* [ASSIGNED TASK] Filter the data for lines with the word "Office", then copy every line so identified.

INPUT MATERIAL: Begin

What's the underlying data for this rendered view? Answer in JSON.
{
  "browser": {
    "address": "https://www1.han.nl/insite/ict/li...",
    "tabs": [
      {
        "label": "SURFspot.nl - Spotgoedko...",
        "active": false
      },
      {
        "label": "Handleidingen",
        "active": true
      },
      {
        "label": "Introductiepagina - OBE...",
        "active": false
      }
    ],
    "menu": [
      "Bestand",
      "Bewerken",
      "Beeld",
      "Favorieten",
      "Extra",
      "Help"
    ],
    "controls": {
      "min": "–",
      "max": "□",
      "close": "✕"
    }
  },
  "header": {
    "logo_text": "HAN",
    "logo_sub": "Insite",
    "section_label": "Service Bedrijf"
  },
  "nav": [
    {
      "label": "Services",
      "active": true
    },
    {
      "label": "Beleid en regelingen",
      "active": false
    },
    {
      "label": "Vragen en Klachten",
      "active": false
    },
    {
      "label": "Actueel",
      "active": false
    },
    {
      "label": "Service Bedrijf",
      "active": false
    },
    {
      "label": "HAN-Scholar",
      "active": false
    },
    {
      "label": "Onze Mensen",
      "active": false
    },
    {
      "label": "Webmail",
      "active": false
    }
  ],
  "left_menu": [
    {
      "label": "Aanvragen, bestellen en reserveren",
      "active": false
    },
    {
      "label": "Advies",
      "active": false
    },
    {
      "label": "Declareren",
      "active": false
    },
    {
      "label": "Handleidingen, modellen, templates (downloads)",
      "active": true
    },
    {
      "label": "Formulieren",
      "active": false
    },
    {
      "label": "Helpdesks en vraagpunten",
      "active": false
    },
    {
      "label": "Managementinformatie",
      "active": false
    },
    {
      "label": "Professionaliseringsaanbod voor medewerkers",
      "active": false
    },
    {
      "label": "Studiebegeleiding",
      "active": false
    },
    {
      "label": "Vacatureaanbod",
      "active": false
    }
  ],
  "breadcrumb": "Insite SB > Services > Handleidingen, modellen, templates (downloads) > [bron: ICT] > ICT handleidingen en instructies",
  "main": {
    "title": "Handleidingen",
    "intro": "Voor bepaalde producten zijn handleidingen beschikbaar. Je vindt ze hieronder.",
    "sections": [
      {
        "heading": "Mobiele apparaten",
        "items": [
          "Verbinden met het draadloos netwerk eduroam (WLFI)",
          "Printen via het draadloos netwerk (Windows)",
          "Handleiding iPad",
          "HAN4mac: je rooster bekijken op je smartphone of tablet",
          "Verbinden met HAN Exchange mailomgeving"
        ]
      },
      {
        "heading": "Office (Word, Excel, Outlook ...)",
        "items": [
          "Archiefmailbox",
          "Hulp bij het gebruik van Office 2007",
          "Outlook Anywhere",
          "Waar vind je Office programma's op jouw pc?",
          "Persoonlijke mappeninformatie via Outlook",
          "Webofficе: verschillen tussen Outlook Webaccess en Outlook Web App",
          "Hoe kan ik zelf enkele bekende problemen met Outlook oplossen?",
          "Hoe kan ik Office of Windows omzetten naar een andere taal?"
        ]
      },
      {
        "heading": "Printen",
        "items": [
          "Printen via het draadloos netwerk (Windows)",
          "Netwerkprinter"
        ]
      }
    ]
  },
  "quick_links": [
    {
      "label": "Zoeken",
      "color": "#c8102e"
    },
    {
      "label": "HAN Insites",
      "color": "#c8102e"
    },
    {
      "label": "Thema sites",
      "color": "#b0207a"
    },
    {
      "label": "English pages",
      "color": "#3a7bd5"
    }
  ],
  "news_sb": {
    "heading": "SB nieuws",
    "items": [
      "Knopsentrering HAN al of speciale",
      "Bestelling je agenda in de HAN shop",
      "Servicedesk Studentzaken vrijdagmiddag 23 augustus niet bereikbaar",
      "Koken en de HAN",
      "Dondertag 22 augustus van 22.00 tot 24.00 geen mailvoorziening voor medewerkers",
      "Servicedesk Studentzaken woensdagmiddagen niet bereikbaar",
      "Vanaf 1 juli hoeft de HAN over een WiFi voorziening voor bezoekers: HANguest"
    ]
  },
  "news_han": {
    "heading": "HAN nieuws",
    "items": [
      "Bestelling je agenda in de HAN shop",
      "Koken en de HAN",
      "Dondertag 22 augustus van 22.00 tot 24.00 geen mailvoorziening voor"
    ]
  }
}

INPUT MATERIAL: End

* [RESPONSE AREA]
        "heading": "Office (Word, Excel, Outlook ...)",
          "Hulp bij het gebruik van Office 2007",
          "Waar vind je Office programma's op jouw pc?",
          "Hoe kan ik Office of Windows omzetten naar een andere taal?"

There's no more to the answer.